What needs to be done :: Set each record down exactly, excluding all images.

-- Opening Marker --

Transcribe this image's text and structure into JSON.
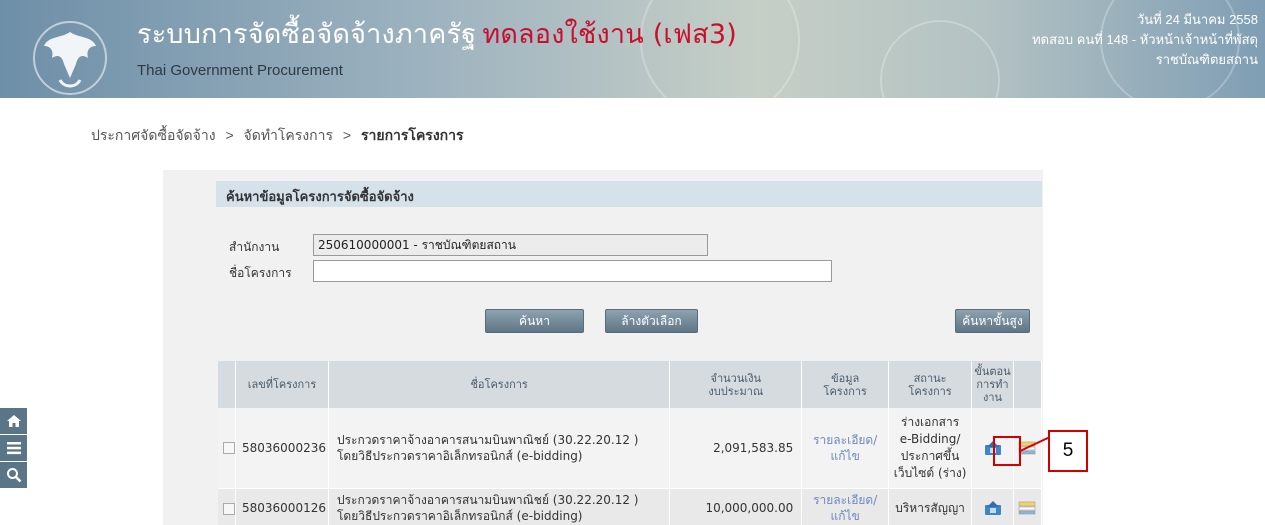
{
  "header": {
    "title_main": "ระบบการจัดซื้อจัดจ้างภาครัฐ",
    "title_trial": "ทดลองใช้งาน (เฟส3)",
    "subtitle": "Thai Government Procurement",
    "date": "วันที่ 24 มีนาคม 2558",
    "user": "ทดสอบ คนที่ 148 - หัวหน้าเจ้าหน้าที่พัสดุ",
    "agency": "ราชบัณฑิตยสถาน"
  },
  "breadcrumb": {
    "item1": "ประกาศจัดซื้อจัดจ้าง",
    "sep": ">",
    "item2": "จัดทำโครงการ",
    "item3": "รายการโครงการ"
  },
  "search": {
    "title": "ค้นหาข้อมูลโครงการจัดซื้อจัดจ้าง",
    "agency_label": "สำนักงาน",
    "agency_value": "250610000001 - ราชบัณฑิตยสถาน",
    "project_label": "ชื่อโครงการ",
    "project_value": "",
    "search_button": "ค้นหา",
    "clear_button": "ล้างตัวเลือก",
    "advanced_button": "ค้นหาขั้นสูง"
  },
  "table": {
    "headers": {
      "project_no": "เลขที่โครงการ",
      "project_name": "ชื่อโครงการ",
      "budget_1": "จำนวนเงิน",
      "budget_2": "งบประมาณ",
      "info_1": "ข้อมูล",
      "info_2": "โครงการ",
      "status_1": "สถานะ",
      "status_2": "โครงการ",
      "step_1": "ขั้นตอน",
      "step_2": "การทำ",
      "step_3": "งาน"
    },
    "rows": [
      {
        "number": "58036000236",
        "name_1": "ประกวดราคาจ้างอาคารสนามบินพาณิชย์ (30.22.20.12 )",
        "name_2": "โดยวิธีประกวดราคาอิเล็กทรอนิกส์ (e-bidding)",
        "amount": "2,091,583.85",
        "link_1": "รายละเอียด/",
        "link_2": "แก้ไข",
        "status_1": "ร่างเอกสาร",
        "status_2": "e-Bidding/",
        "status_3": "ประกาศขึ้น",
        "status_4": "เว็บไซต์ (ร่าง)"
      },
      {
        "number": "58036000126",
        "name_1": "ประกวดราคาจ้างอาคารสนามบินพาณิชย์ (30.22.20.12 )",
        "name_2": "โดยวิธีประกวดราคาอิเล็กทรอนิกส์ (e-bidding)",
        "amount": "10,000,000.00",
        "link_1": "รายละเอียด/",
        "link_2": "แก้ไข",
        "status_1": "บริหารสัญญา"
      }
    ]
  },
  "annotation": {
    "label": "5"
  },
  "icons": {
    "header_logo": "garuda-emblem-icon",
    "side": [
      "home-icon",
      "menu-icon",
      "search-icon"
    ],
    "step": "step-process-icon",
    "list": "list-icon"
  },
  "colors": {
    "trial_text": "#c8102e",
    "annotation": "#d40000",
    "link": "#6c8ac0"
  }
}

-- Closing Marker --

Answer below ::
Transcribe this image's text and structure into JSON.
{
  "header": {
    "title_main": "ระบบการจัดซื้อจัดจ้างภาครัฐ",
    "title_trial": "ทดลองใช้งาน (เฟส3)",
    "subtitle": "Thai Government Procurement",
    "date": "วันที่ 24 มีนาคม 2558",
    "user": "ทดสอบ คนที่ 148 - หัวหน้าเจ้าหน้าที่พัสดุ",
    "agency": "ราชบัณฑิตยสถาน"
  },
  "breadcrumb": {
    "item1": "ประกาศจัดซื้อจัดจ้าง",
    "sep": ">",
    "item2": "จัดทำโครงการ",
    "item3": "รายการโครงการ"
  },
  "search": {
    "title": "ค้นหาข้อมูลโครงการจัดซื้อจัดจ้าง",
    "agency_label": "สำนักงาน",
    "agency_value": "250610000001 - ราชบัณฑิตยสถาน",
    "project_label": "ชื่อโครงการ",
    "project_value": "",
    "search_button": "ค้นหา",
    "clear_button": "ล้างตัวเลือก",
    "advanced_button": "ค้นหาขั้นสูง"
  },
  "table": {
    "headers": {
      "project_no": "เลขที่โครงการ",
      "project_name": "ชื่อโครงการ",
      "budget_1": "จำนวนเงิน",
      "budget_2": "งบประมาณ",
      "info_1": "ข้อมูล",
      "info_2": "โครงการ",
      "status_1": "สถานะ",
      "status_2": "โครงการ",
      "step_1": "ขั้นตอน",
      "step_2": "การทำ",
      "step_3": "งาน"
    },
    "rows": [
      {
        "number": "58036000236",
        "name_1": "ประกวดราคาจ้างอาคารสนามบินพาณิชย์ (30.22.20.12 )",
        "name_2": "โดยวิธีประกวดราคาอิเล็กทรอนิกส์ (e-bidding)",
        "amount": "2,091,583.85",
        "link_1": "รายละเอียด/",
        "link_2": "แก้ไข",
        "status_1": "ร่างเอกสาร",
        "status_2": "e-Bidding/",
        "status_3": "ประกาศขึ้น",
        "status_4": "เว็บไซต์ (ร่าง)"
      },
      {
        "number": "58036000126",
        "name_1": "ประกวดราคาจ้างอาคารสนามบินพาณิชย์ (30.22.20.12 )",
        "name_2": "โดยวิธีประกวดราคาอิเล็กทรอนิกส์ (e-bidding)",
        "amount": "10,000,000.00",
        "link_1": "รายละเอียด/",
        "link_2": "แก้ไข",
        "status_1": "บริหารสัญญา"
      }
    ]
  },
  "annotation": {
    "label": "5"
  },
  "icons": {
    "header_logo": "garuda-emblem-icon",
    "side": [
      "home-icon",
      "menu-icon",
      "search-icon"
    ],
    "step": "step-process-icon",
    "list": "list-icon"
  },
  "colors": {
    "trial_text": "#c8102e",
    "annotation": "#d40000",
    "link": "#6c8ac0"
  }
}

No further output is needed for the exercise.